  1. APX says:

    There’s nothing inherently wrong with how we interpret it today, is there?

  2. Maximilian75 says:

    My Novus Ordo may well be showing, but could it be that this is also an opportunity for the congregation to also offer their own sacrifice, while smaller and less divine than that of the priest, at this time? The Mass, while primarily the sacrifice of the priest to God, is also an opportunity for the laity to make a sacrifice as well.

  3. samwise says:

     “However, in recent years there have also been relentless efforts to pull the priest down and to diminish him”

    Such as Fr Hunwicke’s efforts to pull Pope Francis down and diminish him with accusations of heresy? “Before bringing your gift to the altar, go and reconcile with your brother…”

    [This was just plain silly.]

  4. Seamus says:

    As I noted in a comment at Fr. Hunwicke’s site, it was my understanding that concelebration had ceased to be the norm in the West by Carolingian times. I suppose this might be an indication that it was more prevalent than I had thought. (Also, how old is the Orate Fratres itself? I suppose it could have arisen at a pre-Carolingian time when concelebration *was* the norm.)

  5. Aquinas Gal says:

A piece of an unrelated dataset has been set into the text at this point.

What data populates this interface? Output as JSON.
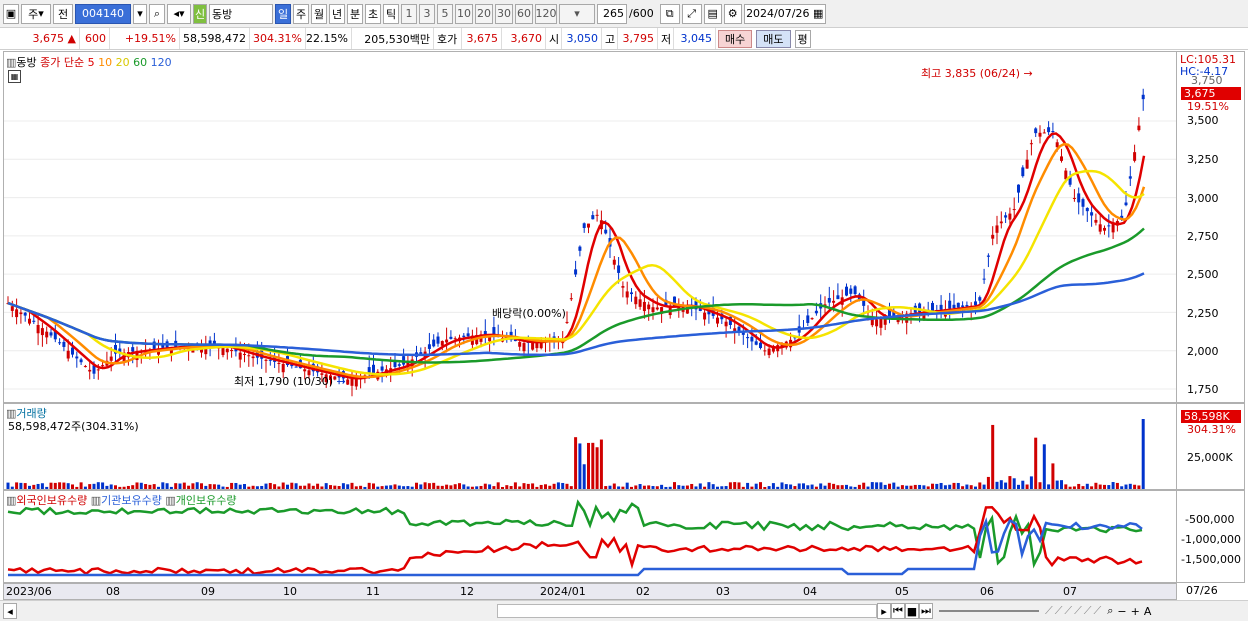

    I read in a history of the liturgical changes that at Vatican II, Bugnini and company wanted to take out the orate fratres altogether. But Pope Paul stopped them. It was his personal intervention that saved the orate fratres at least.